PD patients with MCI (PD-MCI patients) exhibited decreased FDG uptake in the frontal lobe, and to a lesser extent in parietal areas compared with cognitively normal patients. Patients with dementia showed reduced metabolism in the parietal, occipital and temporal areas and a less extensive reduction in the frontal lobe compared with PD-MCI patients, while widespread hypometabolism was seen in comparison with patients with normal cognition. PD-MCI patients exhibited reduced FDG uptake in the parietal and occipital lobes and in localized areas of the frontal and temporal lobes compared with controls, whereas patients with dementia showed a widespread reduction of cortical metabolism. Mini-mental state examination score correlated positively with metabolism in several lobes, executive function with metabolism in the parietooccipitotemporal junction and frontal lobe, memory with temporoparietal metabolism, visuospatial function with occipitoparietal and temporal metabolism, and language with frontal metabolism.

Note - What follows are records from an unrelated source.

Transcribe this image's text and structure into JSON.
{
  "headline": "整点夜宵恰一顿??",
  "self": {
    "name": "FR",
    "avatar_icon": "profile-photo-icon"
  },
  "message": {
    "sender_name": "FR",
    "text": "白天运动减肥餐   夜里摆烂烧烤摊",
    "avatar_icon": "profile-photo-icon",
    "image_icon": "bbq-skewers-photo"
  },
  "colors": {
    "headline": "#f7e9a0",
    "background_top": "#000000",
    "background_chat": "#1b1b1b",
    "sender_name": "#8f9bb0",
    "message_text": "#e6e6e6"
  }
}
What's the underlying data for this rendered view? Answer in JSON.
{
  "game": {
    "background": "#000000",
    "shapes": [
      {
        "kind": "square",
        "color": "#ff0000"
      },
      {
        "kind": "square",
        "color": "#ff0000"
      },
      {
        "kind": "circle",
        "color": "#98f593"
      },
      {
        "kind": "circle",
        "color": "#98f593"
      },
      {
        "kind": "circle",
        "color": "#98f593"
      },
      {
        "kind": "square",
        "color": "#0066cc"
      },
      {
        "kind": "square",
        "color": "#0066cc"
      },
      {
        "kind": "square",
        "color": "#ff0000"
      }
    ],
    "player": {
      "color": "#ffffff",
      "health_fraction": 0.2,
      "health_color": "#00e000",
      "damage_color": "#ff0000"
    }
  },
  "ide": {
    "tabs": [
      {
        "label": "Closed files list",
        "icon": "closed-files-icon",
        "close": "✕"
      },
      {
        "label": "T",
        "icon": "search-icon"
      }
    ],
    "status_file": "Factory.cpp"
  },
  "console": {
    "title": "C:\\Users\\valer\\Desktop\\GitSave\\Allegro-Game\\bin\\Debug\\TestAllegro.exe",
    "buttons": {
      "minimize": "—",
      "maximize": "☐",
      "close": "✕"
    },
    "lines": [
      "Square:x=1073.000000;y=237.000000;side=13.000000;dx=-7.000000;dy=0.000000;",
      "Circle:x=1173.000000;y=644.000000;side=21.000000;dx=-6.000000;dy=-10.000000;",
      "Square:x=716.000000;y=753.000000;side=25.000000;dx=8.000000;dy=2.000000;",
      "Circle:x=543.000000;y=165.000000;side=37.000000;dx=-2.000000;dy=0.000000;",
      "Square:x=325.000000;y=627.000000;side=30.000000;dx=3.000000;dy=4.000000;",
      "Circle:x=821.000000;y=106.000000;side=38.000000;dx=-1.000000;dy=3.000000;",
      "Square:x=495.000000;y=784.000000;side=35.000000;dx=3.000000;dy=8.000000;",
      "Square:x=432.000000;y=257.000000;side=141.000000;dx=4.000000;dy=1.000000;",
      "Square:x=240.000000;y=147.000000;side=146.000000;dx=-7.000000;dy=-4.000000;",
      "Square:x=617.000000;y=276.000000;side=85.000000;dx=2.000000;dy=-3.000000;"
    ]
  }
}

Conclusion

PD patients with MCI exhibited hypometabolism in several cortical regions compared with controls, and in the frontal and parietal regions compared with cognitively normal patients. Hypometabolism was higher in patients with dementia than in those with MCI, mainly in the posterior cortical areas where it was correlated with visuospatial, memory and executive functions.

Keywords

Parkinson’s disease Mild cognitive impairment PET Cerebral metabolism Dementia